### PROBLEM TO WORK ON:
In the records below, tally each line that contains the word "placeholder" and give the total only.

### RECORDS PROVIDED:
· · · · ·

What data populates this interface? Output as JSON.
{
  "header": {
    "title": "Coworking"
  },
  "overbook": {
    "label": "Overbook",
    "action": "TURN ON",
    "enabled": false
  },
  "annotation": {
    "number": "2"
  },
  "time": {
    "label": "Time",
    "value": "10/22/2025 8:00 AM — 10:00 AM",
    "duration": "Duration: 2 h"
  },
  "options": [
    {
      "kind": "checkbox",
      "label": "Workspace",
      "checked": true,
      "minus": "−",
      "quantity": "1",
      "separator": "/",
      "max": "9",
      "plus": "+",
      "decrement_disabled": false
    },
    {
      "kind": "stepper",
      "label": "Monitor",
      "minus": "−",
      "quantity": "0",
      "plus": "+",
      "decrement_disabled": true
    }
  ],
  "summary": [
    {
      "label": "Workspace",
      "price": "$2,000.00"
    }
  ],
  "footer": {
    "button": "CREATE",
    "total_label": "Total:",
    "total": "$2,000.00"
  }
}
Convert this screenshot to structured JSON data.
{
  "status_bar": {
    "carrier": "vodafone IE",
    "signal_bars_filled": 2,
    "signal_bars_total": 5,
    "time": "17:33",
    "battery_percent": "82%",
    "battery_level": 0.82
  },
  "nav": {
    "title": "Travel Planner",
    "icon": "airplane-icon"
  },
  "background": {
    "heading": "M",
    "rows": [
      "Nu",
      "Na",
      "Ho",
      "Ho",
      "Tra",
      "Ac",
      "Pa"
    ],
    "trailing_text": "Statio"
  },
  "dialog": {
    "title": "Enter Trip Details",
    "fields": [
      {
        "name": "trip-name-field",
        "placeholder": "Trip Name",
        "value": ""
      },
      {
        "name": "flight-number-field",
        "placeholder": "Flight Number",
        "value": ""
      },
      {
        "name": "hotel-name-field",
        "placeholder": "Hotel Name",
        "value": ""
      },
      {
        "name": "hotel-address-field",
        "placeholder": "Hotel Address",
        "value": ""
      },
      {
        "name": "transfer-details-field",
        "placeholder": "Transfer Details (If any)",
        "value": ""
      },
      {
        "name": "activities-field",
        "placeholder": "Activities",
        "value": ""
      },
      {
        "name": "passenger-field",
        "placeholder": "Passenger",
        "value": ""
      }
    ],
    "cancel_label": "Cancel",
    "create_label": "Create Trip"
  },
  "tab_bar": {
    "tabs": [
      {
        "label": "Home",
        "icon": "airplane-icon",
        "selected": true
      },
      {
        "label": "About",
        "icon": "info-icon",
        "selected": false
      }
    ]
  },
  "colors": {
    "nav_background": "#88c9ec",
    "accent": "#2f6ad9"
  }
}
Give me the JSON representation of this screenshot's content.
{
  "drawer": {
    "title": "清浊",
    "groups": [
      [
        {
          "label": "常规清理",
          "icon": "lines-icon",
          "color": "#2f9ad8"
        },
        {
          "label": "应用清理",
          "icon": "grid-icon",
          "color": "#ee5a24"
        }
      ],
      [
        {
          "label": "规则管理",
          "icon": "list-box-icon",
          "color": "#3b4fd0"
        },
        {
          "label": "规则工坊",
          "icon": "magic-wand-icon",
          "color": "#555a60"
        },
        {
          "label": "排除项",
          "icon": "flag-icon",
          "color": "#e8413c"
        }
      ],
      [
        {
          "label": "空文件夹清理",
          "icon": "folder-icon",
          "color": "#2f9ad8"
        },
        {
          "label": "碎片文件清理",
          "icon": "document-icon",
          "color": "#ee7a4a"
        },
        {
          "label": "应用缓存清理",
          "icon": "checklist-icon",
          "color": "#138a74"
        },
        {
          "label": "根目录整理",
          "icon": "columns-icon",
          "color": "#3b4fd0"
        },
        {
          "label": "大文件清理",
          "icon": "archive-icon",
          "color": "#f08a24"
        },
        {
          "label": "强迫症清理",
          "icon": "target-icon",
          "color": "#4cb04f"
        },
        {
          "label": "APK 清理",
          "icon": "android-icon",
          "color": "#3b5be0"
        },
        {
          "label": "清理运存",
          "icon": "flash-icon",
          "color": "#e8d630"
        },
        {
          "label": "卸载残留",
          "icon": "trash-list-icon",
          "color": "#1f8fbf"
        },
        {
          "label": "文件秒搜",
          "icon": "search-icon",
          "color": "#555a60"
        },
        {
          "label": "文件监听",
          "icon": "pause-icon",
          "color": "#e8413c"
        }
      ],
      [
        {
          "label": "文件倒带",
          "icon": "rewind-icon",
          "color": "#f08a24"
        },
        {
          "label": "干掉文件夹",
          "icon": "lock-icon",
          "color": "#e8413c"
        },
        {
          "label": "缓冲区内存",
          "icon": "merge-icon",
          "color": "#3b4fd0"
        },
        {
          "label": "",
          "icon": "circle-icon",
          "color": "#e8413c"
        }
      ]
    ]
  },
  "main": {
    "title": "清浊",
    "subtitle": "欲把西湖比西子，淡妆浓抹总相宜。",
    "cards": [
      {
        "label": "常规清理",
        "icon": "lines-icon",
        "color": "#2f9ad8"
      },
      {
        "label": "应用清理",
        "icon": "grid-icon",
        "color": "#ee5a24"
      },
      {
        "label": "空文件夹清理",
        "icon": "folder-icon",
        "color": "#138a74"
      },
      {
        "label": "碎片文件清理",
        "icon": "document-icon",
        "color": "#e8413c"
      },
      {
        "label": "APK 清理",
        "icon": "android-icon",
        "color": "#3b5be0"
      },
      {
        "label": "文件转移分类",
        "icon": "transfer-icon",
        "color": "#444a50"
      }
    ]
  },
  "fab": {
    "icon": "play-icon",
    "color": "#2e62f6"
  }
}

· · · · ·

### RESPONSE AREA:
7